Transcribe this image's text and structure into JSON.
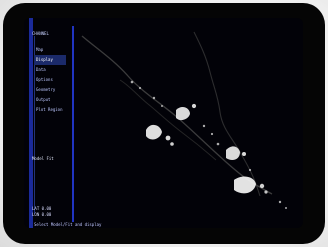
{
  "app": {
    "title": "CHANNEL",
    "status": "Model Fit",
    "footer": "Select Model/Fit and display"
  },
  "sidebar": {
    "items": [
      {
        "label": "Map"
      },
      {
        "label": "Display"
      },
      {
        "label": "Data"
      },
      {
        "label": "Options"
      },
      {
        "label": "Geometry"
      },
      {
        "label": "Output"
      },
      {
        "label": "Plot Region"
      }
    ],
    "active_index": 1
  },
  "readouts": {
    "r1": "LAT 0.00",
    "r2": "LON 0.00"
  },
  "colors": {
    "screen_bg": "#020208",
    "accent_blue": "#2b46ff",
    "text_blue": "#bcc7ff"
  },
  "icons": {
    "map_layer": "coastline-map-icon"
  }
}
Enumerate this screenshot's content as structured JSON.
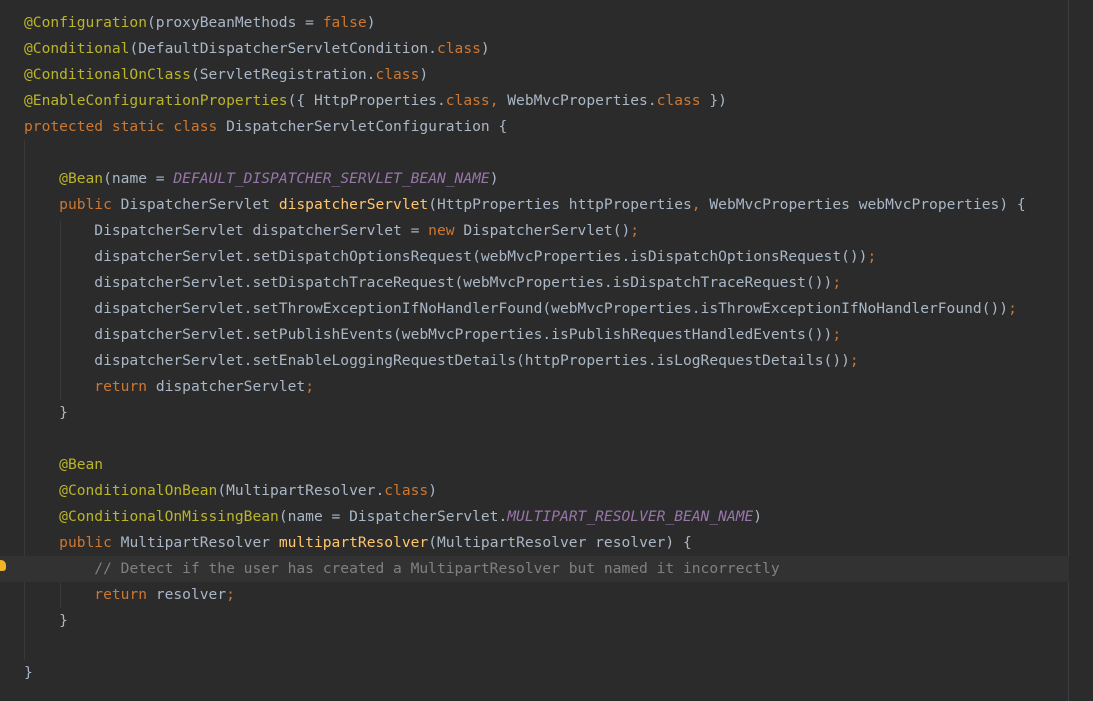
{
  "editor": {
    "lines": [
      {
        "cls": "",
        "tokens": [
          {
            "t": "@Configuration",
            "c": "ann"
          },
          {
            "t": "(proxyBeanMethods = ",
            "c": "txt"
          },
          {
            "t": "false",
            "c": "kw"
          },
          {
            "t": ")",
            "c": "txt"
          }
        ]
      },
      {
        "cls": "",
        "tokens": [
          {
            "t": "@Conditional",
            "c": "ann"
          },
          {
            "t": "(DefaultDispatcherServletCondition.",
            "c": "txt"
          },
          {
            "t": "class",
            "c": "kw"
          },
          {
            "t": ")",
            "c": "txt"
          }
        ]
      },
      {
        "cls": "",
        "tokens": [
          {
            "t": "@ConditionalOnClass",
            "c": "ann"
          },
          {
            "t": "(ServletRegistration.",
            "c": "txt"
          },
          {
            "t": "class",
            "c": "kw"
          },
          {
            "t": ")",
            "c": "txt"
          }
        ]
      },
      {
        "cls": "",
        "tokens": [
          {
            "t": "@EnableConfigurationProperties",
            "c": "ann"
          },
          {
            "t": "({ HttpProperties.",
            "c": "txt"
          },
          {
            "t": "class",
            "c": "kw"
          },
          {
            "t": ", ",
            "c": "kw"
          },
          {
            "t": "WebMvcProperties.",
            "c": "txt"
          },
          {
            "t": "class",
            "c": "kw"
          },
          {
            "t": " })",
            "c": "txt"
          }
        ]
      },
      {
        "cls": "",
        "tokens": [
          {
            "t": "protected static class ",
            "c": "kw"
          },
          {
            "t": "DispatcherServletConfiguration {",
            "c": "txt"
          }
        ]
      },
      {
        "cls": "",
        "tokens": []
      },
      {
        "cls": "",
        "tokens": [
          {
            "t": "    ",
            "c": "txt"
          },
          {
            "t": "@Bean",
            "c": "ann"
          },
          {
            "t": "(name = ",
            "c": "txt"
          },
          {
            "t": "DEFAULT_DISPATCHER_SERVLET_BEAN_NAME",
            "c": "const"
          },
          {
            "t": ")",
            "c": "txt"
          }
        ]
      },
      {
        "cls": "",
        "tokens": [
          {
            "t": "    ",
            "c": "txt"
          },
          {
            "t": "public ",
            "c": "kw"
          },
          {
            "t": "DispatcherServlet ",
            "c": "txt"
          },
          {
            "t": "dispatcherServlet",
            "c": "fn"
          },
          {
            "t": "(HttpProperties httpProperties",
            "c": "txt"
          },
          {
            "t": ", ",
            "c": "kw"
          },
          {
            "t": "WebMvcProperties webMvcProperties) {",
            "c": "txt"
          }
        ]
      },
      {
        "cls": "",
        "tokens": [
          {
            "t": "        DispatcherServlet dispatcherServlet = ",
            "c": "txt"
          },
          {
            "t": "new ",
            "c": "kw"
          },
          {
            "t": "DispatcherServlet()",
            "c": "txt"
          },
          {
            "t": ";",
            "c": "kw"
          }
        ]
      },
      {
        "cls": "",
        "tokens": [
          {
            "t": "        dispatcherServlet.setDispatchOptionsRequest(webMvcProperties.isDispatchOptionsRequest())",
            "c": "txt"
          },
          {
            "t": ";",
            "c": "kw"
          }
        ]
      },
      {
        "cls": "",
        "tokens": [
          {
            "t": "        dispatcherServlet.setDispatchTraceRequest(webMvcProperties.isDispatchTraceRequest())",
            "c": "txt"
          },
          {
            "t": ";",
            "c": "kw"
          }
        ]
      },
      {
        "cls": "",
        "tokens": [
          {
            "t": "        dispatcherServlet.setThrowExceptionIfNoHandlerFound(webMvcProperties.isThrowExceptionIfNoHandlerFound())",
            "c": "txt"
          },
          {
            "t": ";",
            "c": "kw"
          }
        ]
      },
      {
        "cls": "",
        "tokens": [
          {
            "t": "        dispatcherServlet.setPublishEvents(webMvcProperties.isPublishRequestHandledEvents())",
            "c": "txt"
          },
          {
            "t": ";",
            "c": "kw"
          }
        ]
      },
      {
        "cls": "",
        "tokens": [
          {
            "t": "        dispatcherServlet.setEnableLoggingRequestDetails(httpProperties.isLogRequestDetails())",
            "c": "txt"
          },
          {
            "t": ";",
            "c": "kw"
          }
        ]
      },
      {
        "cls": "",
        "tokens": [
          {
            "t": "        ",
            "c": "txt"
          },
          {
            "t": "return ",
            "c": "kw"
          },
          {
            "t": "dispatcherServlet",
            "c": "txt"
          },
          {
            "t": ";",
            "c": "kw"
          }
        ]
      },
      {
        "cls": "",
        "tokens": [
          {
            "t": "    }",
            "c": "txt"
          }
        ]
      },
      {
        "cls": "",
        "tokens": []
      },
      {
        "cls": "",
        "tokens": [
          {
            "t": "    ",
            "c": "txt"
          },
          {
            "t": "@Bean",
            "c": "ann"
          }
        ]
      },
      {
        "cls": "",
        "tokens": [
          {
            "t": "    ",
            "c": "txt"
          },
          {
            "t": "@ConditionalOnBean",
            "c": "ann"
          },
          {
            "t": "(MultipartResolver.",
            "c": "txt"
          },
          {
            "t": "class",
            "c": "kw"
          },
          {
            "t": ")",
            "c": "txt"
          }
        ]
      },
      {
        "cls": "",
        "tokens": [
          {
            "t": "    ",
            "c": "txt"
          },
          {
            "t": "@ConditionalOnMissingBean",
            "c": "ann"
          },
          {
            "t": "(name = DispatcherServlet.",
            "c": "txt"
          },
          {
            "t": "MULTIPART_RESOLVER_BEAN_NAME",
            "c": "const"
          },
          {
            "t": ")",
            "c": "txt"
          }
        ]
      },
      {
        "cls": "",
        "tokens": [
          {
            "t": "    ",
            "c": "txt"
          },
          {
            "t": "public ",
            "c": "kw"
          },
          {
            "t": "MultipartResolver ",
            "c": "txt"
          },
          {
            "t": "multipartResolver",
            "c": "fn"
          },
          {
            "t": "(MultipartResolver resolver) {",
            "c": "txt"
          }
        ]
      },
      {
        "cls": "current",
        "tokens": [
          {
            "t": "        ",
            "c": "txt"
          },
          {
            "t": "// Detect if the user has created a MultipartResolver but named it incorrectly",
            "c": "com"
          }
        ]
      },
      {
        "cls": "",
        "tokens": [
          {
            "t": "        ",
            "c": "txt"
          },
          {
            "t": "return ",
            "c": "kw"
          },
          {
            "t": "resolver",
            "c": "txt"
          },
          {
            "t": ";",
            "c": "kw"
          }
        ]
      },
      {
        "cls": "",
        "tokens": [
          {
            "t": "    }",
            "c": "txt"
          }
        ]
      },
      {
        "cls": "",
        "tokens": []
      },
      {
        "cls": "",
        "tokens": [
          {
            "t": "}",
            "c": "txt"
          }
        ]
      }
    ]
  },
  "gutter": {
    "intention_icon": "lightbulb-icon"
  },
  "colors": {
    "background": "#2b2b2b",
    "text": "#a9b7c6",
    "annotation": "#bbb529",
    "keyword": "#cc7832",
    "method": "#ffc66d",
    "constant": "#9876aa",
    "comment": "#808080",
    "caret_line": "#323232",
    "intention_bulb": "#f0b42a"
  }
}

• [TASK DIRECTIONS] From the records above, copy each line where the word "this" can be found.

• [ANSWER TO THE PROBLEM]
Transcribe this image's text and structure into JSON.
Enumerate this screenshot's content as structured JSON.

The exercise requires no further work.